> **THE DATA**:

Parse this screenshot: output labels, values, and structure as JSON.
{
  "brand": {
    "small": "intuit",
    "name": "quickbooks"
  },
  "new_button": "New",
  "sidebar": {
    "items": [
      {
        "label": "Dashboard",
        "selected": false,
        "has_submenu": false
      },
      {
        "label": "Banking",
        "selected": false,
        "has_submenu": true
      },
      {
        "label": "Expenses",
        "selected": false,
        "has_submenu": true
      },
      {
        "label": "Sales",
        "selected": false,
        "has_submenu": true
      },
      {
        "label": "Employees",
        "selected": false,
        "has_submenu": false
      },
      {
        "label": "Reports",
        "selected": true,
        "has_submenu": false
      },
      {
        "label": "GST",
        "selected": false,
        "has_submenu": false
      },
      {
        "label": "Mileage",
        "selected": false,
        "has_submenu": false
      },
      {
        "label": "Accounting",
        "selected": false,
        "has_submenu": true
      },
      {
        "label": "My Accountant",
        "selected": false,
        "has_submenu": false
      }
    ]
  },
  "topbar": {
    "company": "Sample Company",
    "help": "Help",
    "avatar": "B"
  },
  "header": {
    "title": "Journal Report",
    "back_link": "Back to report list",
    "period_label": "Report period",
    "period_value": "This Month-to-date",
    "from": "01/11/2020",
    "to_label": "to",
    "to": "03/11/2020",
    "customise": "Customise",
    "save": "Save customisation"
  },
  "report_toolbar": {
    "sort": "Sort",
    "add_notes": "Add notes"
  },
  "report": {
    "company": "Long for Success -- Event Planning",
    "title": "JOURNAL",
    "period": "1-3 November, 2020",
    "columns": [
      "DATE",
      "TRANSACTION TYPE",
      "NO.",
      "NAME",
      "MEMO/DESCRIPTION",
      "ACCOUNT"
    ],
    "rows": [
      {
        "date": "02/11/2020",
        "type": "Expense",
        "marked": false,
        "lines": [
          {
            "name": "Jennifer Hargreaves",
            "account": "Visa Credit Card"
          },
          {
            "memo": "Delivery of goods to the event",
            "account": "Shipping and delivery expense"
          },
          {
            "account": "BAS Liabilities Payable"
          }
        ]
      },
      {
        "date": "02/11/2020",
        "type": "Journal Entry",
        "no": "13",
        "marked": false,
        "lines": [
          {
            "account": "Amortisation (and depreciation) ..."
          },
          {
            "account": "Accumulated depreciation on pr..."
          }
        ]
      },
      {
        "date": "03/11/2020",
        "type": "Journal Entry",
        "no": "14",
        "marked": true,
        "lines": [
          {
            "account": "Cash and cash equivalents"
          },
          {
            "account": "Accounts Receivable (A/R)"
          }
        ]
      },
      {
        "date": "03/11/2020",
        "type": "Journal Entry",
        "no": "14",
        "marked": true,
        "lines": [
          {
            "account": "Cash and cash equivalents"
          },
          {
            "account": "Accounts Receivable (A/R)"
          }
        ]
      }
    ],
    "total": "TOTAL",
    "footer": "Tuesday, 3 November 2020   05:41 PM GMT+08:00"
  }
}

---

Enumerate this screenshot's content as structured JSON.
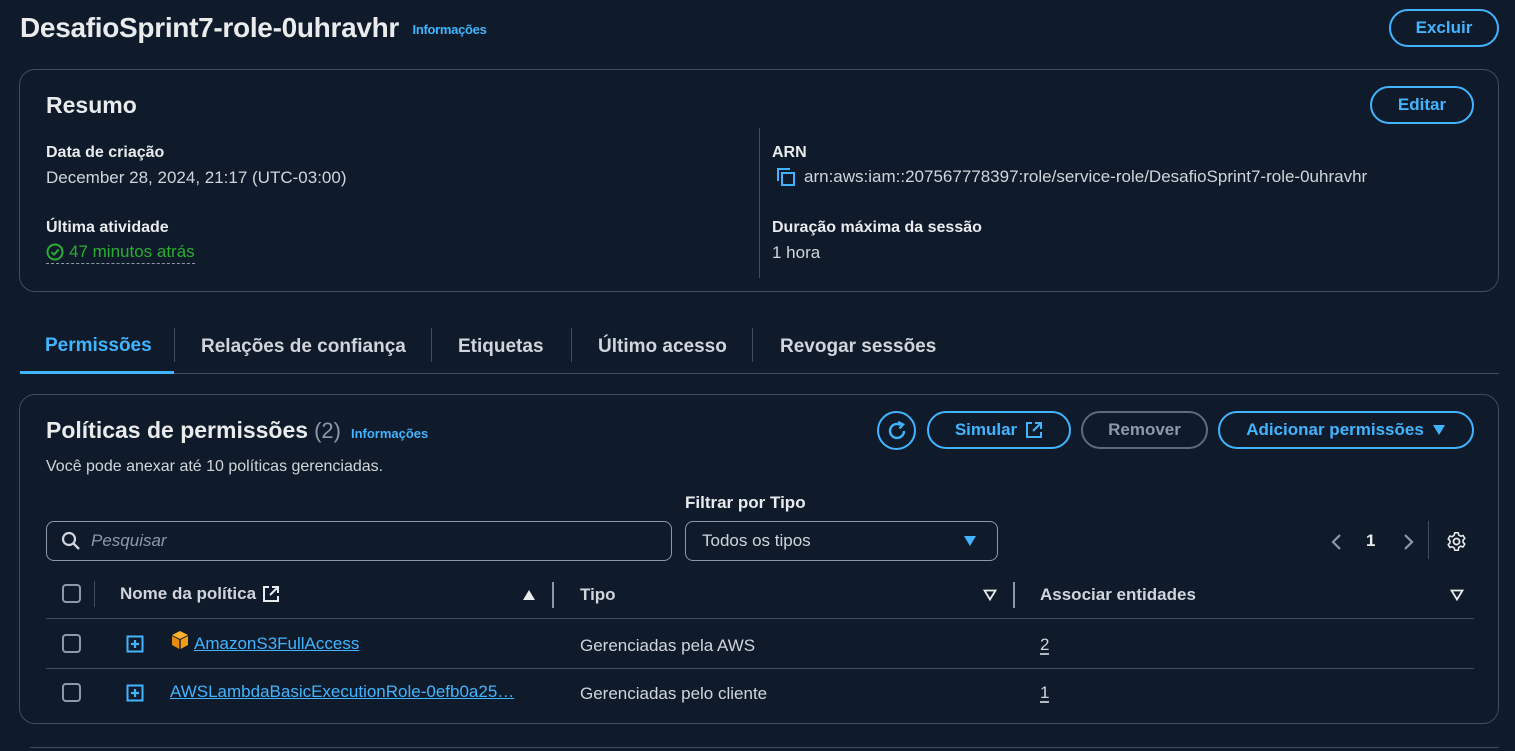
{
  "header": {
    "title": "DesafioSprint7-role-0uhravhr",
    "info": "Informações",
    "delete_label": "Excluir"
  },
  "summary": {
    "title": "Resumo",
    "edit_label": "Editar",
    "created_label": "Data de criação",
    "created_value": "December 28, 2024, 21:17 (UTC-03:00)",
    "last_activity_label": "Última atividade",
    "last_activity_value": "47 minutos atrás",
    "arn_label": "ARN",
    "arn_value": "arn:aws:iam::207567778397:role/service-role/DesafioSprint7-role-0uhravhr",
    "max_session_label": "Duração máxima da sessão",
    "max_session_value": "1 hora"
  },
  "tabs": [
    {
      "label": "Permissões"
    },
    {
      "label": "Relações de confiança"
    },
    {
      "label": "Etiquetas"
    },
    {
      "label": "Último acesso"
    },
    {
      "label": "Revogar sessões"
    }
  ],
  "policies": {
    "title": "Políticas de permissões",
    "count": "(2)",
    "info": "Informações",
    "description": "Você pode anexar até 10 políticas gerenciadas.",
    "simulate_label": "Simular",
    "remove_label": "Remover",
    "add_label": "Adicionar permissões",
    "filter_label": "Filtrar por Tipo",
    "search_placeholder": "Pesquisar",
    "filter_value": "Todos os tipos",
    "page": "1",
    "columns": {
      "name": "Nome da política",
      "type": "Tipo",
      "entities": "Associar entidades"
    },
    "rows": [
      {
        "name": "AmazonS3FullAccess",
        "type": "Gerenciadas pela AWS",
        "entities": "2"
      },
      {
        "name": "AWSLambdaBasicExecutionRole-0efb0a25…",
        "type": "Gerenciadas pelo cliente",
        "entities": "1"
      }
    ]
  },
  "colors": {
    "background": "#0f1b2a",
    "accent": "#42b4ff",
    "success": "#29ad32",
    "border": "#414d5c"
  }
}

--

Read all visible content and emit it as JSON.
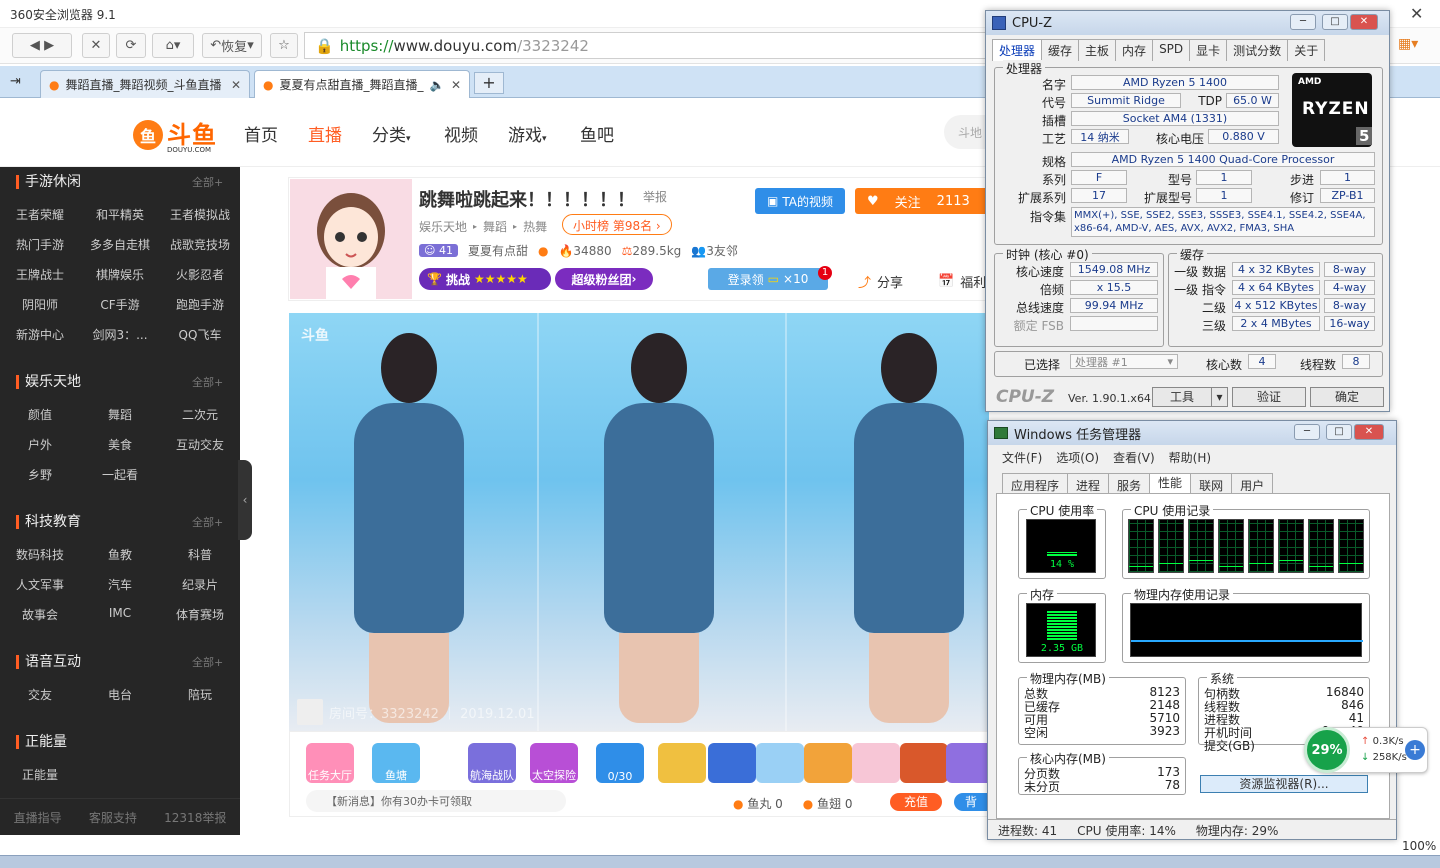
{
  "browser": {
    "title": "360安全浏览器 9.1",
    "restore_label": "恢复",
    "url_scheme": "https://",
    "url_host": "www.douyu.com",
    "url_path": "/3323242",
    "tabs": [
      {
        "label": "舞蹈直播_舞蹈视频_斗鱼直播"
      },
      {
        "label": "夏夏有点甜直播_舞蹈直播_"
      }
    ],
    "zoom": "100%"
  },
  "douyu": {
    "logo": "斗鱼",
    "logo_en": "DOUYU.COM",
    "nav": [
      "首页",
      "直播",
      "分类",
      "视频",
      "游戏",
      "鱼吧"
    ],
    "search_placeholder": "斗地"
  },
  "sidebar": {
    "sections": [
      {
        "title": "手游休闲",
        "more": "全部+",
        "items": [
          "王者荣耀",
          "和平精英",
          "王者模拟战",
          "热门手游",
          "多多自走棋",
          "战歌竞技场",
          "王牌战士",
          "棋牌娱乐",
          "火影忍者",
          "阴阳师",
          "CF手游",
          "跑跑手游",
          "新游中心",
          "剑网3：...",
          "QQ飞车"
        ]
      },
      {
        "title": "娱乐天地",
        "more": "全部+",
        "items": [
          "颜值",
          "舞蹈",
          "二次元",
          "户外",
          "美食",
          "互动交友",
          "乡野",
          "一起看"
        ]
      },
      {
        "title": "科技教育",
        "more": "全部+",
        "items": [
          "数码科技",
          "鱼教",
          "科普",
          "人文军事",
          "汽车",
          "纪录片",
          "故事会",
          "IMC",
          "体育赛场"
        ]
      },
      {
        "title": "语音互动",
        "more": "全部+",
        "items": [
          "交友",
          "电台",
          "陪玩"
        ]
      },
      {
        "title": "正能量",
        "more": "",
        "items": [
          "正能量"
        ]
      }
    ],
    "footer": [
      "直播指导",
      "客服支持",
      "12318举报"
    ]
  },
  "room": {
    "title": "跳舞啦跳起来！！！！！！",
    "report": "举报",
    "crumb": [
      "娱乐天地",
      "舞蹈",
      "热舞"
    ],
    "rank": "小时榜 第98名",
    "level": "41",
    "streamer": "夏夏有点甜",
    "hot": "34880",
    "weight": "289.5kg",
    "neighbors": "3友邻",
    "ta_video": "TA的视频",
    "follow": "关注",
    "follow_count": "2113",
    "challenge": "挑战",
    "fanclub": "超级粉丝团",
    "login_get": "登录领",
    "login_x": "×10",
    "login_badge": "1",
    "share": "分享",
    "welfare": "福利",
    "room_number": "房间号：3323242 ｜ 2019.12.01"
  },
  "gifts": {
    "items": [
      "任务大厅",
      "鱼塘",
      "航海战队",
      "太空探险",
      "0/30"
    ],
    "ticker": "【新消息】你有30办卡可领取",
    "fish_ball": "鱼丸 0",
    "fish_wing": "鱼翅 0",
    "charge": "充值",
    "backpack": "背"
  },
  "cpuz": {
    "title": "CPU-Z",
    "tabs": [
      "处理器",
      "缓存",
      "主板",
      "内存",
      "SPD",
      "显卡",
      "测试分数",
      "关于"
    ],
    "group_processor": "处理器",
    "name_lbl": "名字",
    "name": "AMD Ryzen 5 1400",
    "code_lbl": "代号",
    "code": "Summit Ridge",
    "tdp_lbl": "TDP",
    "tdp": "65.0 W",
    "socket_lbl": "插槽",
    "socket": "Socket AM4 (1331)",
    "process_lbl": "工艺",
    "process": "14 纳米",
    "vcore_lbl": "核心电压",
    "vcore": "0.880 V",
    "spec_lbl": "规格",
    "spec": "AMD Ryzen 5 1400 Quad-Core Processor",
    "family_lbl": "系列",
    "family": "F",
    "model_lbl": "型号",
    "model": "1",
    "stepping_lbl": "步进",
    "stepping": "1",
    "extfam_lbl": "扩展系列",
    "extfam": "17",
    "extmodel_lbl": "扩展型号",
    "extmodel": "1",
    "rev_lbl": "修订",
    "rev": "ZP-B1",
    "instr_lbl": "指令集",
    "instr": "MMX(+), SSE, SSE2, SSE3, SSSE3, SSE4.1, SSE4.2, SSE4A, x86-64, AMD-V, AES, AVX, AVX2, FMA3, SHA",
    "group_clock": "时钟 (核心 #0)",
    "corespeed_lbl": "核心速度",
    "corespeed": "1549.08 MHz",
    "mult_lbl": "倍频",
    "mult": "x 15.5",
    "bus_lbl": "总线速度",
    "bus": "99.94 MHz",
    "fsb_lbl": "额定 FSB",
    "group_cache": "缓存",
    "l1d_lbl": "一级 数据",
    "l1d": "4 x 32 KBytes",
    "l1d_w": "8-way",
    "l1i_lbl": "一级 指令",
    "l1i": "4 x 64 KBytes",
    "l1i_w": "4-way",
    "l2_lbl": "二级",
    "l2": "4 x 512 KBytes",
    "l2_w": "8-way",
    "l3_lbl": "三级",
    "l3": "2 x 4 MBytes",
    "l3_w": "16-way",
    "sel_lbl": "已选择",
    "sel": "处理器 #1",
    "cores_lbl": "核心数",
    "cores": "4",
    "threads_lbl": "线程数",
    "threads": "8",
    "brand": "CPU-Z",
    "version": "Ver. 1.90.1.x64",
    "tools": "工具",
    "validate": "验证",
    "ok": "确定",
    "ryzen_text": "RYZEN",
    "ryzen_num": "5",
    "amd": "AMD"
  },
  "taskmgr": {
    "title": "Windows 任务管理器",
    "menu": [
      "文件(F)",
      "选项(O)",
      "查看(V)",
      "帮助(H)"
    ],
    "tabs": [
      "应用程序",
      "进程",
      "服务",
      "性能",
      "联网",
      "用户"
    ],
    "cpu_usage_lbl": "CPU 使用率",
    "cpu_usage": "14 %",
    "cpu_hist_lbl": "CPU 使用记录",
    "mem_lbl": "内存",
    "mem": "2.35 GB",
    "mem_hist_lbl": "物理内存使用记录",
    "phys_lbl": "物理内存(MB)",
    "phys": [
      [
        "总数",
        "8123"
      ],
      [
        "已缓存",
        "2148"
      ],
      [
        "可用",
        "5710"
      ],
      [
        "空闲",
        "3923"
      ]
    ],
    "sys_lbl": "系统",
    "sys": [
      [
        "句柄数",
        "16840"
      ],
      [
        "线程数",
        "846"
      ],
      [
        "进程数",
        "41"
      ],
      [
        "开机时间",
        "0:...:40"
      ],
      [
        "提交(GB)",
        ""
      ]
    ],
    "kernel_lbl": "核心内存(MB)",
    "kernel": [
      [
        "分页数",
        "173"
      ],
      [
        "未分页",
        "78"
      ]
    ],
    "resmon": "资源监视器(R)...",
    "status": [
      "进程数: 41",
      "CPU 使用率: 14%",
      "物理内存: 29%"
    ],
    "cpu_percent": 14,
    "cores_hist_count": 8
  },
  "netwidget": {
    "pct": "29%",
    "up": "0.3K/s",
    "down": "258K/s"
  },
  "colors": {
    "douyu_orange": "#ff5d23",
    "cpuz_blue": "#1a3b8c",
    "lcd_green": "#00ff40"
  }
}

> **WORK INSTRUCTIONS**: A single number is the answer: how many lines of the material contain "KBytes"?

> **TASK ANSWER**: 3